During the post-match interview, Serena Williams was asked about her success by a US Open reporter. “I’m a pretty good player,” Serena Williams said. “This is what I do best. I love a challenge. I love rising up to a challenge.” When asked if she was surprised about her success, she simply replied. “I’m just Serena,” she said. After eliminating the number two seed in the tournament, it seemed as if the six-time US Open winner had a chance of making a deep run in her farewell tournament.

Her next match was against Ajla Tomljanović, who was ranked 46th in the world. Serena Williams took an early lead but struggled to close out the set, leading to Tomljanović winning four games in a row to win the set. Serena Williams did not go down without a fight and responded by claiming the second set in a tiebreak. However, the third set had little to write, as Tomljanović dominated to take a 5-1 lead. With Tomljanović serving for the match, she closed out her victory in the 15-minute final game. The grueling match, which clocked in at just over three hours long, ended with scores of 7-5, 6-7, and 6-1. Serena Williams’s final match became ESPN’s most viewed tennis match in its history of broadcasting tennis, with 4.8 million viewers. This record-shattering number alone shows the impact Serena Williams has on people all around the world.

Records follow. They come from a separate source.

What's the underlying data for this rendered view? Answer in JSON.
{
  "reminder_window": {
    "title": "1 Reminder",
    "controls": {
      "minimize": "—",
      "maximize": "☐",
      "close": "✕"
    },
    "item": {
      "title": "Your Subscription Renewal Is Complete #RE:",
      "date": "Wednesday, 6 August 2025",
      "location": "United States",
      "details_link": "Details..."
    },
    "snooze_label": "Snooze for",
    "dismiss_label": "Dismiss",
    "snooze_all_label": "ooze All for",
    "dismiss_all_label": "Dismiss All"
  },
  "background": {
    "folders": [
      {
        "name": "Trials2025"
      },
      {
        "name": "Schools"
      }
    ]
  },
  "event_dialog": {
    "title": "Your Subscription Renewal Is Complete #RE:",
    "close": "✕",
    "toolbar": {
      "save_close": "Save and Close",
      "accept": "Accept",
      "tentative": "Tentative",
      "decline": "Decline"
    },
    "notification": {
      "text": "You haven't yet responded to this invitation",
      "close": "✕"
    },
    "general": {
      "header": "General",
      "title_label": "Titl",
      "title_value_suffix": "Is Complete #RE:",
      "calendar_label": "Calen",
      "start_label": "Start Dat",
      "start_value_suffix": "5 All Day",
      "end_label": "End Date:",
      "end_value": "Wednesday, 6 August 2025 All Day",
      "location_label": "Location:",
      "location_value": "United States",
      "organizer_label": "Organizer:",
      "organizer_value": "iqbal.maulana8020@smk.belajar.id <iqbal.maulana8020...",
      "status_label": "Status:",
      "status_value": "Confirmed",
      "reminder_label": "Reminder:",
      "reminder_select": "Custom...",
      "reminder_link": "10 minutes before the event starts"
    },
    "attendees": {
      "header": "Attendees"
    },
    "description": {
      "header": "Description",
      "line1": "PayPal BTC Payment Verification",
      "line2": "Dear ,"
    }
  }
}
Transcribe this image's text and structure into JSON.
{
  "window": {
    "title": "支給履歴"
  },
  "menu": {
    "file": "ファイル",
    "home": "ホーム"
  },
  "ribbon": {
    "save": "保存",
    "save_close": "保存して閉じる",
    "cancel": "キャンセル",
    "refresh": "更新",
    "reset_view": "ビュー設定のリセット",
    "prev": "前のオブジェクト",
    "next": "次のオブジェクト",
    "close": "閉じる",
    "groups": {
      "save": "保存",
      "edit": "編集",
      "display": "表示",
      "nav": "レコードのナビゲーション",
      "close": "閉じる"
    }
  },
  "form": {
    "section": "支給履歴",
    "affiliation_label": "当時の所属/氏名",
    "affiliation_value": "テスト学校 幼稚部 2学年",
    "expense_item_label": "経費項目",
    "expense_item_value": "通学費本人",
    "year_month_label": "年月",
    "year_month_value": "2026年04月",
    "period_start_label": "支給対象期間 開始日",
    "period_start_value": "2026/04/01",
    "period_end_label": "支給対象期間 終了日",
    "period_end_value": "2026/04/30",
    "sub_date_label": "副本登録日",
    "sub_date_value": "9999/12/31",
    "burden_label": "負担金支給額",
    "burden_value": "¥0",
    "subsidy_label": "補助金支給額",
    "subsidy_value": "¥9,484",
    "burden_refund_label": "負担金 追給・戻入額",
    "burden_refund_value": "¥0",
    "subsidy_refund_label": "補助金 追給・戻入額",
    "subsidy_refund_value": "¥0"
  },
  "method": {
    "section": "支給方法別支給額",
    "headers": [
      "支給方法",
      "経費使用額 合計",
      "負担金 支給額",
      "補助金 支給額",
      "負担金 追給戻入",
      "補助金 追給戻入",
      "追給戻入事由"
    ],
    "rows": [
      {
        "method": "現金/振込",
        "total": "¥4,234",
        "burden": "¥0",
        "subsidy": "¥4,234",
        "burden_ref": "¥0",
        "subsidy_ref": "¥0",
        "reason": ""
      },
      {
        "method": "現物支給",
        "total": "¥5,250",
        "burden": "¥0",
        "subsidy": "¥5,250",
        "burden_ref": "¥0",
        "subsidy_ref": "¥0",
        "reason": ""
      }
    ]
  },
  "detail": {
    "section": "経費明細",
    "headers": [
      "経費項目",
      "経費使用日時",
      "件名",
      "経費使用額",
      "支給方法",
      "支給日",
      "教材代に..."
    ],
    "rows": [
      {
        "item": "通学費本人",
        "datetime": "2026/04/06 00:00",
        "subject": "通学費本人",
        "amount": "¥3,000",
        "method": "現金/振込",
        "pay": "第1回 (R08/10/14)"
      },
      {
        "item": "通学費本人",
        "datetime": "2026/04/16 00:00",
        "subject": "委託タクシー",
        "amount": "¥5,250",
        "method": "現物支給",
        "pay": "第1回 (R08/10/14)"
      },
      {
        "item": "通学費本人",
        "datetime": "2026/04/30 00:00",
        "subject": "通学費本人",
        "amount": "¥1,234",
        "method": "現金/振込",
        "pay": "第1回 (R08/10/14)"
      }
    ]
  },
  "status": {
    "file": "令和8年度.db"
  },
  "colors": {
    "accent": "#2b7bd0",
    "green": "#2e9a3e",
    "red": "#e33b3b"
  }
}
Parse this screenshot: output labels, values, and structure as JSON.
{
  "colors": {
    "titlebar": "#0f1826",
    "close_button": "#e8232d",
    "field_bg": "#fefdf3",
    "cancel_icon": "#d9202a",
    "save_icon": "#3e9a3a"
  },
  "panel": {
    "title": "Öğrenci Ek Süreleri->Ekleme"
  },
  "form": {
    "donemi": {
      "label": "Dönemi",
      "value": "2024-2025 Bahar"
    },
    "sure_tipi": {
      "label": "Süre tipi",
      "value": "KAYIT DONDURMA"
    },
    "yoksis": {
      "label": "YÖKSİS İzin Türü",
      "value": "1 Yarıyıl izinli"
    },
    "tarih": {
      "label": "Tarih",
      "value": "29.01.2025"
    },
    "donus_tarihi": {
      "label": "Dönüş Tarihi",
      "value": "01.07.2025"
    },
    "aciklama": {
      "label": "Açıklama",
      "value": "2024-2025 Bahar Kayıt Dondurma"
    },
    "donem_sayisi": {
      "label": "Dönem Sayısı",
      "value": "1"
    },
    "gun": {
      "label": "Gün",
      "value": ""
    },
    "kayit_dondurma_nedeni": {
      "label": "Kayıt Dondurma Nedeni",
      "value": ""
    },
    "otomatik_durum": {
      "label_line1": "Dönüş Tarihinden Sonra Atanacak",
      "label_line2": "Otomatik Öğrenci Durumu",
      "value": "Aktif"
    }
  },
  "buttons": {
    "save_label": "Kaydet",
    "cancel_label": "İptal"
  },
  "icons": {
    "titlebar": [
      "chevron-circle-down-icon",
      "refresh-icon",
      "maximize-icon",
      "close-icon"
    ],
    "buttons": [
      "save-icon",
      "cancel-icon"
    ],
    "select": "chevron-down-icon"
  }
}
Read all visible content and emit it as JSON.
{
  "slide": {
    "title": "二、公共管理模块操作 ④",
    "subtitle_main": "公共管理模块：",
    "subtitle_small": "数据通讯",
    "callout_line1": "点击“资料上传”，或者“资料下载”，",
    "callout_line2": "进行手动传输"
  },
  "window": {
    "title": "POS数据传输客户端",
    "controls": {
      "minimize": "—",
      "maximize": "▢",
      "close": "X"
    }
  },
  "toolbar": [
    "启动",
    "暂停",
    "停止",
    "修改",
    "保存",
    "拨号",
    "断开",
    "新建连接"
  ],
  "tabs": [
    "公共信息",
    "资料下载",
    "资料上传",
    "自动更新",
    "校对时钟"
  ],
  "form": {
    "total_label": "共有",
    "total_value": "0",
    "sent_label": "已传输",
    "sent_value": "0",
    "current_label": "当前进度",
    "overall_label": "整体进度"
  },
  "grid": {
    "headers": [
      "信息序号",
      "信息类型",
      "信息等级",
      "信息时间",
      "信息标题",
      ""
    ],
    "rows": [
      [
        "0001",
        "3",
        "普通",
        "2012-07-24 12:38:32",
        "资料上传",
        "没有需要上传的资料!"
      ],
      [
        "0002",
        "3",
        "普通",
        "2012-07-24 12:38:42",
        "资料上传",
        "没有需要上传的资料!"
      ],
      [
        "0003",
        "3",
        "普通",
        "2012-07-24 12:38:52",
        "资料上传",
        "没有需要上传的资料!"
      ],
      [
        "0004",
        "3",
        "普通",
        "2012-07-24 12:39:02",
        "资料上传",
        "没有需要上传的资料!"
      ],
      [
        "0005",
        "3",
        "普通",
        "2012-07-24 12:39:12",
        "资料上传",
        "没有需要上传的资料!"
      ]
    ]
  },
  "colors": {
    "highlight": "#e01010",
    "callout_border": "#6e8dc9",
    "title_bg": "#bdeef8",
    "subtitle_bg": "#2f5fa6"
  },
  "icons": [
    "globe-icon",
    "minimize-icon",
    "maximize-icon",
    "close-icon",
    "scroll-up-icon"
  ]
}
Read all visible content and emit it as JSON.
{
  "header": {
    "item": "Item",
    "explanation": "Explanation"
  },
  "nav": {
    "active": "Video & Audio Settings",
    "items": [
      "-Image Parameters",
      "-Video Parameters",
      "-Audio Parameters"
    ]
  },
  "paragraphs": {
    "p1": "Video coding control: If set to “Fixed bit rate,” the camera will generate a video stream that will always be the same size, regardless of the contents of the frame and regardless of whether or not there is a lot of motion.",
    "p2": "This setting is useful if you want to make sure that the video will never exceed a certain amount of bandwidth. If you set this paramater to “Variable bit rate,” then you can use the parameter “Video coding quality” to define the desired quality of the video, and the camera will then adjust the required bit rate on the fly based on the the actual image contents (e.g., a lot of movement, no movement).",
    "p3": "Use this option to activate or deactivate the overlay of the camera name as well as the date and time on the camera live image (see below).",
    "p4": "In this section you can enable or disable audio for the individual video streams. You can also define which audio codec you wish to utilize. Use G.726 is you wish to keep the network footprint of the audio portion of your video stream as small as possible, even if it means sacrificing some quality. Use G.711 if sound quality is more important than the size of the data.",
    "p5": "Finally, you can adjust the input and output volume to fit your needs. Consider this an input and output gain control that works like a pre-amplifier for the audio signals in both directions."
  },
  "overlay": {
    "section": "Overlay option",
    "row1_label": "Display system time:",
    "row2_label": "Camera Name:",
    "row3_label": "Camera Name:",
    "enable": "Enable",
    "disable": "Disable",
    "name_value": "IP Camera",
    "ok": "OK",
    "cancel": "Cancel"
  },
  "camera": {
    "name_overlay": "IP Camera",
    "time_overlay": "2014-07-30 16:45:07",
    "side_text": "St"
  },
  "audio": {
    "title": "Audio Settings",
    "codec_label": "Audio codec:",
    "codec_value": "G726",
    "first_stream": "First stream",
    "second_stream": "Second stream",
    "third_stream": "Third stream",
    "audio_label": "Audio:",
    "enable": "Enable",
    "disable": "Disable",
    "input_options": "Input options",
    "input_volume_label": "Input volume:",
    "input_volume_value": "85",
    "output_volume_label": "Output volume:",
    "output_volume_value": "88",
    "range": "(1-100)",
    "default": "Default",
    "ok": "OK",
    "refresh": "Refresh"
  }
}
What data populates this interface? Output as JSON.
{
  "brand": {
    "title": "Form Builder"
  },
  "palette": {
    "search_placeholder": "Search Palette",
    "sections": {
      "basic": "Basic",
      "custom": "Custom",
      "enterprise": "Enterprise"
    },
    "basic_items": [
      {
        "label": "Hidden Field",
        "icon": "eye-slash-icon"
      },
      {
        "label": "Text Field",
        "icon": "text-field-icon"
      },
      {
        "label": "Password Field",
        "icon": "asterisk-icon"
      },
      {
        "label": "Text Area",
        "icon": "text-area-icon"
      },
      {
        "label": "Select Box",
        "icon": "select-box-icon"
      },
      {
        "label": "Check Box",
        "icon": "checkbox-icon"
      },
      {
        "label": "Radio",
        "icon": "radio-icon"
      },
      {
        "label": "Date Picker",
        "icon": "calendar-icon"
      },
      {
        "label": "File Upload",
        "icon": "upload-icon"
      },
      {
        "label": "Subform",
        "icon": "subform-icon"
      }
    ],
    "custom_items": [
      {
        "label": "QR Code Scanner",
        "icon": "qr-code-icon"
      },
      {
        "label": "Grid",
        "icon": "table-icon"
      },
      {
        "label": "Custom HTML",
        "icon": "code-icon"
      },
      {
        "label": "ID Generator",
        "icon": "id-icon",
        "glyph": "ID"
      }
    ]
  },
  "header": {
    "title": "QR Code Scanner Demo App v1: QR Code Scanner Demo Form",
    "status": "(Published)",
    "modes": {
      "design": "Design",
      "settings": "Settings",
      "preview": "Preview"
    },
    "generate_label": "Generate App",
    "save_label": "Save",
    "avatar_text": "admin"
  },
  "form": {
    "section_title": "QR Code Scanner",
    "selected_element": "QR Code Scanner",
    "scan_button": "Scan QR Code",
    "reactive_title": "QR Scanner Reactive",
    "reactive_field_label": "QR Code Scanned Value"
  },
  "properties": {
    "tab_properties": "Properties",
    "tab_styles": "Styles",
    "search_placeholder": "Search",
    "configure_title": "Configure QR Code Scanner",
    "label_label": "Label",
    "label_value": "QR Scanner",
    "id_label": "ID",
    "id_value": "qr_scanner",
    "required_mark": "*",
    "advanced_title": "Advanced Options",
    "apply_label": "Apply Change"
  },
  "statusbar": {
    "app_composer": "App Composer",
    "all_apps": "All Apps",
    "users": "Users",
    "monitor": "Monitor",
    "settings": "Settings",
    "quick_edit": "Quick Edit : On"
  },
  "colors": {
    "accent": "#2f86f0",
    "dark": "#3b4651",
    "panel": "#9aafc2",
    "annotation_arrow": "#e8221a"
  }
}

Serena Williams’s final match sparked a lot of emotion throughout the media world and from tennis fans and players alike. Her career had, has, and will continue to inspire countless tennis fans and players, and her final US Open run was a prime example of her incomparable influence. Świątek, the first-ranked 21-year-old widely regarded as the future of women’s tennis, says that she is still starstruck by Serena Williams. “When I look at her, I suddenly kind of forget that I’m here as the world number one. I see [Serena Williams], and it’s, ‘Wow, Serena,’ you know? And I feel like I’m a kid from kindergarten just looking at her,” Świątek said.

Serena Williams’s success in tennis has also paved the way for people of color to thrive in a sport historically dominated by white people. Eighteen-year-old Coco Gauff, who recently rose to stardom this year as the world number one in women’s doubles and number eight in singles, was also inspired by Serena Williams. She credits Serena Williams for her success and for allowing her to realize that it is possible for a Black woman to make a name for herself in the sport of tennis. “Growing up, I never thought that I was different because the number one player in the world was somebody who looked like me,” Gauff said. “Sometimes being a woman, a Black woman in the world, you settle for less. I feel like [Serena Williams] taught me that, from watching her, she never settled for less.”

On the men’s side of tennis, 24-year-old Frances Tiafoe, who became the first African-American semifinalist in the US Open since 1972, noted the impact that Serena Williams has had on not only himself, but also the Black community. “You’re in Black neighborhoods and Black culture, every time I say I’m playing tennis, they’re like, ‘Oh, you do that Venus and Serena thing,’” Tiafoe said. “I had a similar come-up, and Serena Williams and Venus Williams are always going to be major GOATs to me.” He even went as far as to say that “Serena Williams and Venus Williams [are] why Frances Tiafoe is even a name.”

Serena Williams finished her career with a total of 23 Grand Slam titles, the most in men’s and women’s history. Although a final US Open victory would have made for a storybook ending, this conclusion is certainly not far from one. Her comeback to tennis at 40 years of age after an injury has been a true showcase of her hard work, perseverance, and passion, and her final US Open run has capped off one of the best careers in sports history. She has inspired tennis players, fans, and the public alike to believe in their dreams and strive to become the best version of themselves on and off the court. The impact she has had on the game of tennis will never be forgotten, and she’ll always be remembered as the GOAT.

Thank you, Serena Williams.